- india: art 32 and 226
- Hong Kong: art 39
- under S 44(4
- HC exercise its discretion not to grant relief in relation to an application or referral made
under this section
- if it considers that an adequate alternative remedy is available to the person concerned
- India, Art 32 and 226
- confer and guarantee protection of fundamental human rights
-courts take a liberal approach when interpreting the fundamental rights
- all the restrictions that limit or derogate fr a guaranteed right must be read restrictively as
stated in Lee Kwan Woh
- leave requirement may be waived in enforcing fundamental human rights
-guaranteed by the Fed Constitution
7. Order 53, Rule 3(6): Time Bar
- infamous limitation period
-has 90 days to apply for judicial review fr the date when the decision was made
- too restricted
- in s. Africa, under PAJA 2000, application for judicial review made within 180 days
- 180 days lapses, can still seek judicial review with the discretion of the courts
- in the interest of justice
- under Rule 3(7)
-the court may use its jurisdiction to extend the time for good reasons
- cases involving PIL, the Rule 3(7) should be interpreted liberally in favour of the applicants

8. The forward march of the law in other common law jurisdictions

- the forward march of the law on judicial review
- should inspire and prompt review or changes
- in other common law jurisdictions
- indian and s. African law on judicial is progressive and inspiring
- separate rules/laws in governing each stream of judicial review
- ie CCSU on reviewing the decision-making and constitutional review in reviewing violation
of fundamental rights
- s. Africa, CCSU review is incorporated in PAJA 2000
- legislated under S33(3) SAF constitution
- S33 provides that everyone has the right to administrative action that is lawful, reasonable
and procedurally fair
- constitutional review: provided in the Rules Of The Constitutional Court read with S 38 of
the SAF Constitution
- in Malaysia, unfortunately and strangely
- 2 different streams are merged into Order 53 Rules of High Court 2012, since 2000
- order 53 had undergone 2 amendments since 1980- 2000 and 2012
- constitutional review cannot and should not be restrained by Order 53
- lead to constitutional disaster- Teoh Beng Hock death inquest
- Lingam Gate imbroglio
- legislators separate the 2 streams
- guided and inspired by countries like India, S. Africa, HK, and Fiji
9. PIL
- serious attempts must be made to revive PIL like in India and S. Africa
- MTUC case is interesting in terms of locus standi for PIL
-In MTUC, the court after considering the whole legal and factual context of the

application especially the fact that this is a public interest litigation, decided that MTUC
had shown that it had a real and genuine interest in the two documents.
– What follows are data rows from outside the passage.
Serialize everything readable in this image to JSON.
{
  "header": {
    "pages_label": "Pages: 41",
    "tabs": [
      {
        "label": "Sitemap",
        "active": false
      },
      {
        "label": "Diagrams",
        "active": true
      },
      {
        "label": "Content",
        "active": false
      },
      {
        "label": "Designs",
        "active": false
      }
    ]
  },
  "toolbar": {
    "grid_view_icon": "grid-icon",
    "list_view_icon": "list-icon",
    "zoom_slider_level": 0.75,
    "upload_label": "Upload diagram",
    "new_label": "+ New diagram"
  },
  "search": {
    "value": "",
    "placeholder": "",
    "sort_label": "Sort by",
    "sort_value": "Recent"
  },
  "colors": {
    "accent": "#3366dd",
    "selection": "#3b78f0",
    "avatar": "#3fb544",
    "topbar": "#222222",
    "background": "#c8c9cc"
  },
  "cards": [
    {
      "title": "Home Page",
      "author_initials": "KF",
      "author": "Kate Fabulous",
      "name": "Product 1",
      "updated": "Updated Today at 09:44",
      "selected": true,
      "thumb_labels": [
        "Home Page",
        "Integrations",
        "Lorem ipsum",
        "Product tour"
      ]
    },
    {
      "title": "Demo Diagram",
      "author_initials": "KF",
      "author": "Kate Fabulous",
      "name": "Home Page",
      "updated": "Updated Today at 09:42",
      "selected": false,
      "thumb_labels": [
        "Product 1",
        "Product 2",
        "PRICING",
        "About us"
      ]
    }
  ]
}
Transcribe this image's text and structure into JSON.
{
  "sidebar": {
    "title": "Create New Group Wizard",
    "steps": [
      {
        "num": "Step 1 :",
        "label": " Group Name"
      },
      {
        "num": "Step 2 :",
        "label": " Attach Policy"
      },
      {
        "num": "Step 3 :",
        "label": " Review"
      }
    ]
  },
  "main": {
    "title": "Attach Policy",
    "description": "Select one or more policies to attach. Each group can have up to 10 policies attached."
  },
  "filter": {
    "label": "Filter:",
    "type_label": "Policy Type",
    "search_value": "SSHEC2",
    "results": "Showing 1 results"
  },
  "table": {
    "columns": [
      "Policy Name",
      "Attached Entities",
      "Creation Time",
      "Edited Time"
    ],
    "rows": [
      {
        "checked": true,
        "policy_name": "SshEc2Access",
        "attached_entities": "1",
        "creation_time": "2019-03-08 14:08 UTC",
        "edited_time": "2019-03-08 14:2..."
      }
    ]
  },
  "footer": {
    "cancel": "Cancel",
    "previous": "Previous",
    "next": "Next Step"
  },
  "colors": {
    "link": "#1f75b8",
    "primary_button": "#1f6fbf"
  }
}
Hence, MTUC
was adversely affected by the Minister's decision.
- PIL the real pulse of FR
- rule of law will be paralysed if no public spirited taxpayer or NGO
- come forward to vindicate the rule of law on behalf of public interest

- the vibrant law on PIL in India and S. Africa is most inspiring to advocate the rule of
- Vishaka: india- sexual harassment of women
- Grootboom- right to housing of the hardcore poor
10. Reforms of the law
- review and reform the procedural law on judicial and constitutional review
- move things forward like what happened in S. Africa and Fiji
- even HK Basic Law, came into force in 1997, fared far better than the Malaysian Public